But faced with the threat of a crackdown, money is now pouring out of the country into overseas tax havens such as Liechtenstein, the Bahamas and Cyprus.
‘Other popular alternatives include setting up offshore companies in Cyprus or the British Virgin Islands, or the purchase of real estate abroad,’ says one doctor, who declares an income of less than £90,000 yet earns five times that amount.
There has also been a boom in London property purchases by Athens-based Greeks in an attempt to hide their true worth from their domestic tax authorities.
‘These anti-tax evasion measures by the government force us to resort to even more detailed tax evasion ploys,’ admits Petros Iliopoulos, a civil engineer.
Hotlines have been set up offering rewards for people who inform on tax dodgers. Last month, to show the government is serious, it named and shamed 68 high-earning doctors found guilty of tax evasion.
‘We will spare no effort to collect what is due to the state,’ said Evangelos Venizelos, the new Greek finance minister of the socialist ruling party. ‘We promise to draft and apply a new and honest tax system, one that has been needed for decades, so that taxes are duly paid by those who should pay.’
Yet, already, it is too late. Greece is effectively bust — relying on EU cash from richer northern European countries, but this has been the case ever since the country finally joined the euro in 2001.
Two years earlier, the country was barred from entering because it did not meet the financial criteria.
No matter: the Greeks simply cooked the books. Two years later, having falsely claimed to have met standards relating to manufacturing and industrial production and low inflation, the Greeks were allowed in.
Funds poured into the country from across Europe and the Greeks started spending like there was no tomorrow.
Money flowed into all areas of public life. As a result, for example, the Greek school system is now an over-staffed shambles, employing four times more teachers per pupil than Finland, the country with the highest-rated education system in Europe. ‘But we still have to pay for tutors for our two children,’ says Helena, an Athens mother. ‘The teachers are hopeless — they seem to spend their time off sick.’
Although Brussels has now agreed to provide the next stage of its debt payment programme to safeguard the count ry’s immediate economic future, the Greek media still carries ominous warnings that the military may be forced to step in should the country’s foray into Europe end in ignominy, bankruptcy and rising violence.
For now, the crisis has simply been delayed.
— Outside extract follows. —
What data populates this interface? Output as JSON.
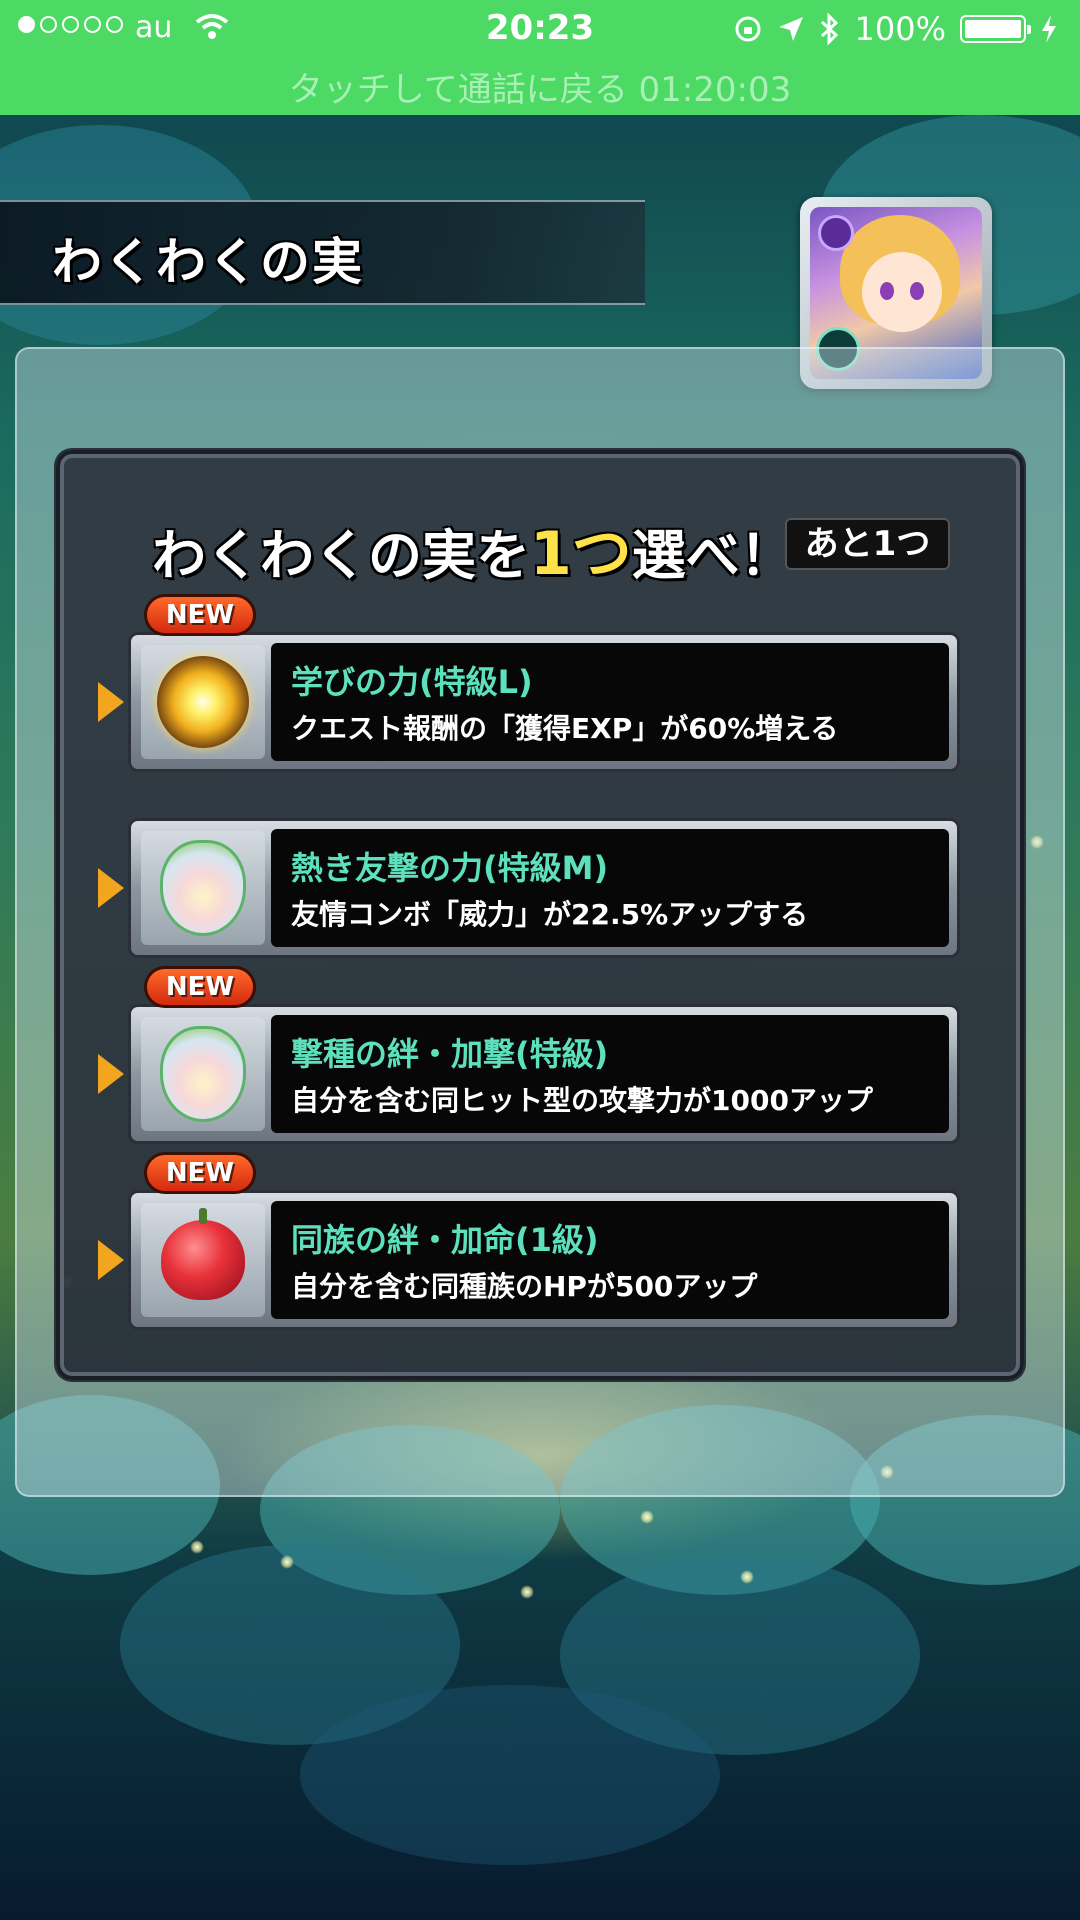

With European taxpayers facing the prospect of saving Greece from bankruptcy for the second year in a row, some say even the £100bn on offer will pay off only the interest on the country’s debts — meaning it will be broke again within two years.
Meanwhile, there are doom-laden warnings that the collapse of the Greek economy could be the catalyst for another global recession.
Perhaps if the Greeks themselves had shown more willingness to tighten their belts and pay taxes due to the state, voters across Europe might not now be feeling such anger towards them.
But having strolled the streets of Kifissia, and watched the Greek hordes stream past the honesty boxes on the underground, it does not take a degree in European economics to know when somebody is taking advantage — at our expense.
Found at the Internet